It’s almost exactly an hour into About A Son before the first image of
Kurt Cobain hits the screen. A series of still on-stage photos
flickers in montage, then fades away. Only at the film’s end does
anything like a portrait of the singer fill the frame. The rest of the
images are almost abstract: the camera stares at people on the street
in Seattle, follows a homey little band in Olympia, and grabs close-up
detail of a lumber yard at work.
A.J. Schnack’s film could be called an indirect portrait of Cobain,
though it uses the songwriter’s words. Building on audio interviews
conducted by producer Michael Azzerad for his book Come As You Are:
The Story of Nirvana between December 1992 and March 1993, About A Son
layers Cobain’s statements with images of his home down of Aberdeen,
WA, Olympia and Seattle. A Nirvana song never graces the soundtrack,
which is instead packed with Creedence, Springsteen, Big Black and The
Vaselines. Massive Nirvana influence The Pixies are conspicuously
absent, both on the soundtrack and as a topic in Cobain’s
A cynic weary of Cobain’s name and influence might claim that the film
is the ultimate deification, as the star’s voice issues seemingly from

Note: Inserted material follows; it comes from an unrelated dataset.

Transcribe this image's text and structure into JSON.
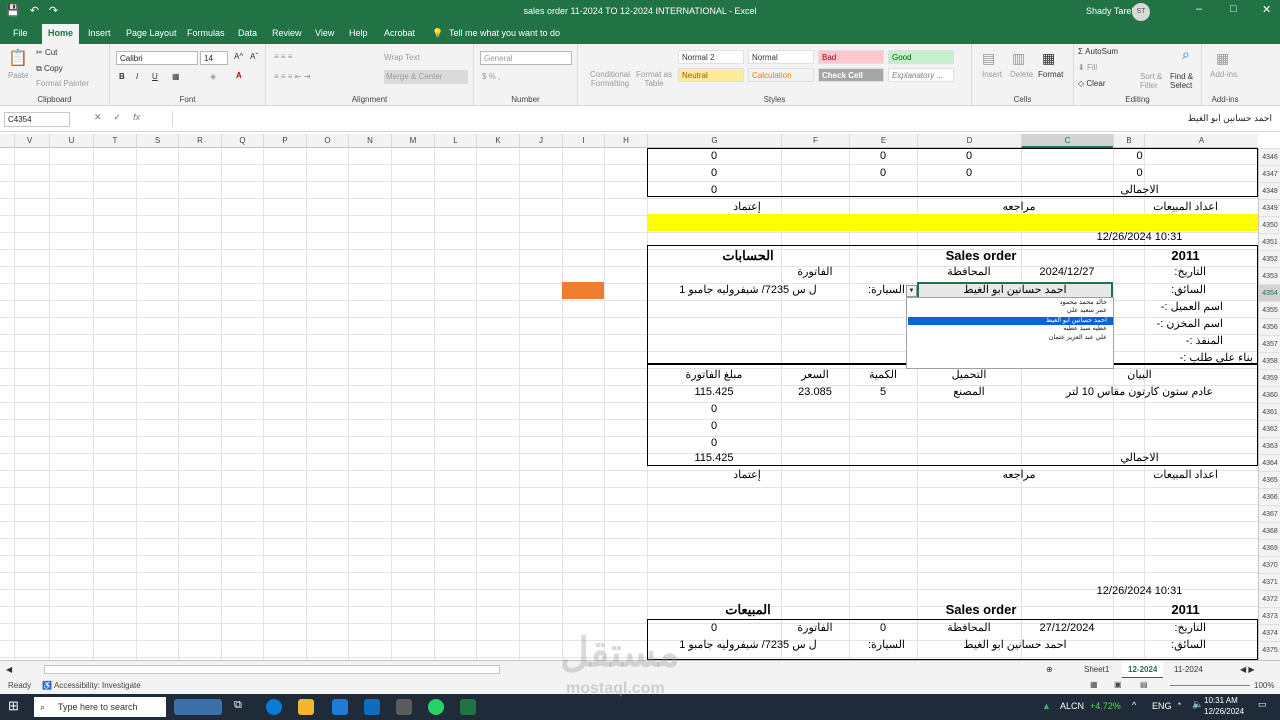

the heavens to instruct a legion of post-grunge Washington citizens.
But that would be absurd. About A Son makes every possible attempt to
strip away bestowed royalty and deification. Cobain’s own words reveal
him to be unstable, paranoid and contradictory. He’ll revel in
Courtney Love’s innate ability to cause a scene, then fail to
understand why they, as a couple, make such good fodder for the press.
This Kurt isn’t a charismatic rock star; he’s just a troubled, average
Schnack’s images both illustrate Cobain’s oral history and refute his
proclamations. On the soundtrack, Cobain dismisses his father’s lumber
yard job as easy, while the footage suggests that the job might have
taken at least serious concentration, if not a degree in rocket
The soundtrack also contributes to the textured portrait. Death Cab
For Cutie frontman Ben Gibbard collaborates on the original score with
Steve Fisk. Gibbard’s career, propelled out of anonymity into stardom,
is currently at a point analogous to Cobain’s when the interviews were
carried out. And as Cobain pines for the days when shows seem full of
potential, Schnack lays in footage of band of the moment Band of
Horses playing a small gig.
The films’ technique and wit turn out to be the main attraction.
Cobain is equally likeable and arrogant, and it’s easy to zone into a
point where his words and Schnack’s images combine into an unlikely
alloy that upholds Cobain’s legend even while tearing it down.
8.1 out of 10